The problem:
Scan the material for the word "районе", and copy each line where it shows up.
*** Supplied material
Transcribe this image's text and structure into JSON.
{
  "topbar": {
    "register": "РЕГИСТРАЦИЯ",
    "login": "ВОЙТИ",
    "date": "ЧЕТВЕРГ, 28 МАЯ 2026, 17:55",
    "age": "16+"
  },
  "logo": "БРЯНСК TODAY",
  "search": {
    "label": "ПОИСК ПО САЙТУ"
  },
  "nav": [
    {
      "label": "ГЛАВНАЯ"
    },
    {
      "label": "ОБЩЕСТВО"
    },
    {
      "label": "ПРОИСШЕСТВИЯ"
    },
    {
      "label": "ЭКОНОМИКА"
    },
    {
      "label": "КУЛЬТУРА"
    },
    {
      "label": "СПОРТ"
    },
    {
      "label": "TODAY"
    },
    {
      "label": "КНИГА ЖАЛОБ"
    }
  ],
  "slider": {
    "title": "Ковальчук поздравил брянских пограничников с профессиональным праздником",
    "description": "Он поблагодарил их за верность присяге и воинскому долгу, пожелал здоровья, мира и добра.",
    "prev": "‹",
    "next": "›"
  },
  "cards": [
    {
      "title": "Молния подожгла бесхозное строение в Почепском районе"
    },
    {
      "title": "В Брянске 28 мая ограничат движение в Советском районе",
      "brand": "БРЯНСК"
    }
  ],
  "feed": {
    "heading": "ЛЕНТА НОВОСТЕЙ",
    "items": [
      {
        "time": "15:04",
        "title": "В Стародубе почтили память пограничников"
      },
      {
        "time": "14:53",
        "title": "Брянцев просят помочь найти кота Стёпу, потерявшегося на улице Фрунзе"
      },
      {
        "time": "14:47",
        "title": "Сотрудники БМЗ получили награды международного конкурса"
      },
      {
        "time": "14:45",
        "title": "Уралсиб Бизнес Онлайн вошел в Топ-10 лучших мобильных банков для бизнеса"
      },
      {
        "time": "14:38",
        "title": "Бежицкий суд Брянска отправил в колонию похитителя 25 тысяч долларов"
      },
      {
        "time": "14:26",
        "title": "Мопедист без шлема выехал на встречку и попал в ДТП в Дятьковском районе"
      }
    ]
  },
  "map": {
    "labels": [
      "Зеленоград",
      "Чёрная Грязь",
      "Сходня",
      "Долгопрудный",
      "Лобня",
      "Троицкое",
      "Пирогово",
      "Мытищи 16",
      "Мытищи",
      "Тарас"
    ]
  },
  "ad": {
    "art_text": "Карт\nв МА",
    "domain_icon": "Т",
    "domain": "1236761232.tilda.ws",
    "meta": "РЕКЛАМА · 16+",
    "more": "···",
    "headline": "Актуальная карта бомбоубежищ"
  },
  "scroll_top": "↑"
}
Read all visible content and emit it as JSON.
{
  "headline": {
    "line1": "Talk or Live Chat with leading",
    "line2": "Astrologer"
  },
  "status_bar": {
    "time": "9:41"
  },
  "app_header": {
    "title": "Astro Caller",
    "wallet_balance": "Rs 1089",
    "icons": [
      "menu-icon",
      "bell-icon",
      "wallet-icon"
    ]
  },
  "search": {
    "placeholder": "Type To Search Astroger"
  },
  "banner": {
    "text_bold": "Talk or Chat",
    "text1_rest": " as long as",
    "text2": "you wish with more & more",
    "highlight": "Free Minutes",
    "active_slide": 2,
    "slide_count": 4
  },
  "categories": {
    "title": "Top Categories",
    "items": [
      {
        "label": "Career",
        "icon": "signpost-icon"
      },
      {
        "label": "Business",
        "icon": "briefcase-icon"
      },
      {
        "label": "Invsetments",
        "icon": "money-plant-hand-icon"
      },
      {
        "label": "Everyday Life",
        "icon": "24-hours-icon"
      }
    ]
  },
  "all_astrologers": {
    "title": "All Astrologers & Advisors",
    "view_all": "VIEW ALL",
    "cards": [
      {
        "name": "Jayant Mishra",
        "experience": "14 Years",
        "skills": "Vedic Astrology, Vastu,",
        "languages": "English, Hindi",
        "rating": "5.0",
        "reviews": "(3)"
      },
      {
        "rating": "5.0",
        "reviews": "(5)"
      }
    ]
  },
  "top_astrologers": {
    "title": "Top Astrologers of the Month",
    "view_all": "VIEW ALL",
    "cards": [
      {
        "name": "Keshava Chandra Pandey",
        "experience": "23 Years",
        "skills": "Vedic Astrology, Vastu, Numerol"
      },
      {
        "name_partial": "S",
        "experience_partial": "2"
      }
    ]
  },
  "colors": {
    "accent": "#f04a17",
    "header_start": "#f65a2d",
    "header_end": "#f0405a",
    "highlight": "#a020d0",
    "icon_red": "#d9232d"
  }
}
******
Expected output:
      "title": "Молния подожгла бесхозное строение в Почепском районе"
      "title": "В Брянске 28 мая ограничат движение в Советском районе",
        "title": "Мопедист без шлема выехал на встречку и попал в ДТП в Дятьковском районе"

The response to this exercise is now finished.